▶ [Brief]
Can you pull out each line of the data below that includes the word "Silk"?

▶ [Provided entries]
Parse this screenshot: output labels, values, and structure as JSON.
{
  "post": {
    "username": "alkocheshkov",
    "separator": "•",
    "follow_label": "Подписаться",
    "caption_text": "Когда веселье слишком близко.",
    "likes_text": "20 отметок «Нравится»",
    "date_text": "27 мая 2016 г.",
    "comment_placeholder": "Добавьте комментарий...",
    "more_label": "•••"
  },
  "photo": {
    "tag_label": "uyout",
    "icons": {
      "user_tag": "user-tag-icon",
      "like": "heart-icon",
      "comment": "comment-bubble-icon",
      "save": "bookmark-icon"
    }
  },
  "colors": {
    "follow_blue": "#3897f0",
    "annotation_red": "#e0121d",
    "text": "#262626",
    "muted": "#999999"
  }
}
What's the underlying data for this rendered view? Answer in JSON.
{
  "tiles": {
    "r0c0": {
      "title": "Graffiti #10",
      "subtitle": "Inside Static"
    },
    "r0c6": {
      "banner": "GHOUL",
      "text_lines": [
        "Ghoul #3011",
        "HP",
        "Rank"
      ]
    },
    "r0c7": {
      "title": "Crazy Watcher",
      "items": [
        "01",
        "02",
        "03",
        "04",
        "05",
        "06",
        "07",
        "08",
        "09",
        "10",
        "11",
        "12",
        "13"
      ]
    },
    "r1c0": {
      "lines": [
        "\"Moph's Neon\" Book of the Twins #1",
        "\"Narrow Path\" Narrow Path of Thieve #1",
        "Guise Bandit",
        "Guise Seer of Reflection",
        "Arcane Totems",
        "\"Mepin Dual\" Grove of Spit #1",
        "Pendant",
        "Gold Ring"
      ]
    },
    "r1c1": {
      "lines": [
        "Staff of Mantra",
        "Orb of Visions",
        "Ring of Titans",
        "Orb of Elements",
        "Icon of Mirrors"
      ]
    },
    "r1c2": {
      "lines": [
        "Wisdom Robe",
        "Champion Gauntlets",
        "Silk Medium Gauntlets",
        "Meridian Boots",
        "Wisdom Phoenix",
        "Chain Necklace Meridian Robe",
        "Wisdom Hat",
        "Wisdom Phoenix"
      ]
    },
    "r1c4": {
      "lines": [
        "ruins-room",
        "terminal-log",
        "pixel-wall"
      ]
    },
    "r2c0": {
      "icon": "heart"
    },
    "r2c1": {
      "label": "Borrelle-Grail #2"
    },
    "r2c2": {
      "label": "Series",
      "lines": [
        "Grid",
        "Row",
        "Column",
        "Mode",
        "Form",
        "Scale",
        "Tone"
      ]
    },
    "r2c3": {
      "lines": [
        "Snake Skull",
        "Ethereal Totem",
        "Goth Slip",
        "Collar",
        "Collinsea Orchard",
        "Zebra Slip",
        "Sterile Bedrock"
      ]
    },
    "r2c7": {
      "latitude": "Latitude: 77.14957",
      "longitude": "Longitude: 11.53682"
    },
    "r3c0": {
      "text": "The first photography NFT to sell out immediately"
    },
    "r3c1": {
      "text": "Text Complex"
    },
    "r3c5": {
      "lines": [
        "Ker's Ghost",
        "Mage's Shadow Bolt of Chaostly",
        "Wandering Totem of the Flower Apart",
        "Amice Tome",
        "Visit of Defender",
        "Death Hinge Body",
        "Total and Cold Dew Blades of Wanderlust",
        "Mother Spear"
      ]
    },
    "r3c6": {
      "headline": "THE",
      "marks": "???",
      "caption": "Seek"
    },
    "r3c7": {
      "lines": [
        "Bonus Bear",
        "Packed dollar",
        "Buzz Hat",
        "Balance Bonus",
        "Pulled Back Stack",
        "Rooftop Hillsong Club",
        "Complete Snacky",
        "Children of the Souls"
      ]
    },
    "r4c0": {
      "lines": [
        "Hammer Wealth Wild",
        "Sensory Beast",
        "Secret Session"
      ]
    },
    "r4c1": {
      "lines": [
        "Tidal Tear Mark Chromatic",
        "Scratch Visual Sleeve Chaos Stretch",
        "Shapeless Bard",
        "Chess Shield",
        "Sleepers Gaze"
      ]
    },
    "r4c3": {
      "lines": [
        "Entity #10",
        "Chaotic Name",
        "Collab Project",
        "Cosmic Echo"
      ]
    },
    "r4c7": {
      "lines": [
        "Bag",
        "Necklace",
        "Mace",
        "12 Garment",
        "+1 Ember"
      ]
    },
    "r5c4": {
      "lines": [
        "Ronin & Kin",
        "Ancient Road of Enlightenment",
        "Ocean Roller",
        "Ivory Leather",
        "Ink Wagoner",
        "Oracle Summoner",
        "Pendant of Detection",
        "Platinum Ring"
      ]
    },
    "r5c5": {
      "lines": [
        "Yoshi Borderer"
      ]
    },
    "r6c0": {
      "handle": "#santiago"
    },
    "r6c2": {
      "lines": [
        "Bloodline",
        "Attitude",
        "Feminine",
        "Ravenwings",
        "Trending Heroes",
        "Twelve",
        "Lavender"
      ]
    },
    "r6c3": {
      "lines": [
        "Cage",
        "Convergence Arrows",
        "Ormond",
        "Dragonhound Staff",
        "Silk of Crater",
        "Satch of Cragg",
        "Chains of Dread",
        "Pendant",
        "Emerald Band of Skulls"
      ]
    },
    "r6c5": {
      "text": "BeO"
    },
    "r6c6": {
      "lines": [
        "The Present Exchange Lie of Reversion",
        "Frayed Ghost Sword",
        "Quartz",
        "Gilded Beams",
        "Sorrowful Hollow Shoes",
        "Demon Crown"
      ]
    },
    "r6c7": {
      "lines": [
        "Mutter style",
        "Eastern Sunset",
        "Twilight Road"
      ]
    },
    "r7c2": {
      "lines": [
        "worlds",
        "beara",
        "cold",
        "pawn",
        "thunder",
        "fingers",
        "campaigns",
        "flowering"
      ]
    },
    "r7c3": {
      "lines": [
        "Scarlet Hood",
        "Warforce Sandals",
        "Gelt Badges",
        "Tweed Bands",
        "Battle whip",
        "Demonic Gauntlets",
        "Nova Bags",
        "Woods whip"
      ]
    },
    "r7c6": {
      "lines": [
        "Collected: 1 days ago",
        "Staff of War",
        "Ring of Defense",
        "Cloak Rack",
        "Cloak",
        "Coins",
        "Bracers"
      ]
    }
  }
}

▶ [Solution to this exercise]
        "Silk Medium Gauntlets",
        "Silk of Crater",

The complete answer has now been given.